## WORK TASK
Which lines in the records below hold the word "Вставить"? Copy each of them.

Items from an interface collection
◆ ◆ ◆

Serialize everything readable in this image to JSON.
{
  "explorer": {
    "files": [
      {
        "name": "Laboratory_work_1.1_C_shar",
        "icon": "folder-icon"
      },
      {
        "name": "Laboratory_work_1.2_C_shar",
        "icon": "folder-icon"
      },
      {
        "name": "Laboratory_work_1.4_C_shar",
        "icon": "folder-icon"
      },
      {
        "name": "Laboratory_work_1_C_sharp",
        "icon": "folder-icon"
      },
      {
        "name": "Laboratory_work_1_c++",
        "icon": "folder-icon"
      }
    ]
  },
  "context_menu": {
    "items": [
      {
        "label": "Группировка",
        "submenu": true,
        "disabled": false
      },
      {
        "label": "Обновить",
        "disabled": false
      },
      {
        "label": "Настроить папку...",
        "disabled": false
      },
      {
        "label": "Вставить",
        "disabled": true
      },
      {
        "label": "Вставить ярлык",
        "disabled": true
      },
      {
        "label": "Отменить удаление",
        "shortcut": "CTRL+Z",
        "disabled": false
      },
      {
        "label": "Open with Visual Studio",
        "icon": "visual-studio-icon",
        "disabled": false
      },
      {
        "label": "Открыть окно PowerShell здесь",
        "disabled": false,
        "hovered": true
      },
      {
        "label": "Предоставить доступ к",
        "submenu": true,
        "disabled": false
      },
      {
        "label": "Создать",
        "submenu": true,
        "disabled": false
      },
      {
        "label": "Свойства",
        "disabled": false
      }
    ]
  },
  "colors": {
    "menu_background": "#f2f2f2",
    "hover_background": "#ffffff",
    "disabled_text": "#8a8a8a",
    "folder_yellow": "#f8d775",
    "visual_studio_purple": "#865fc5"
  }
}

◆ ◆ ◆

## COMPLETED TASK
        "label": "Вставить",
        "label": "Вставить ярлык",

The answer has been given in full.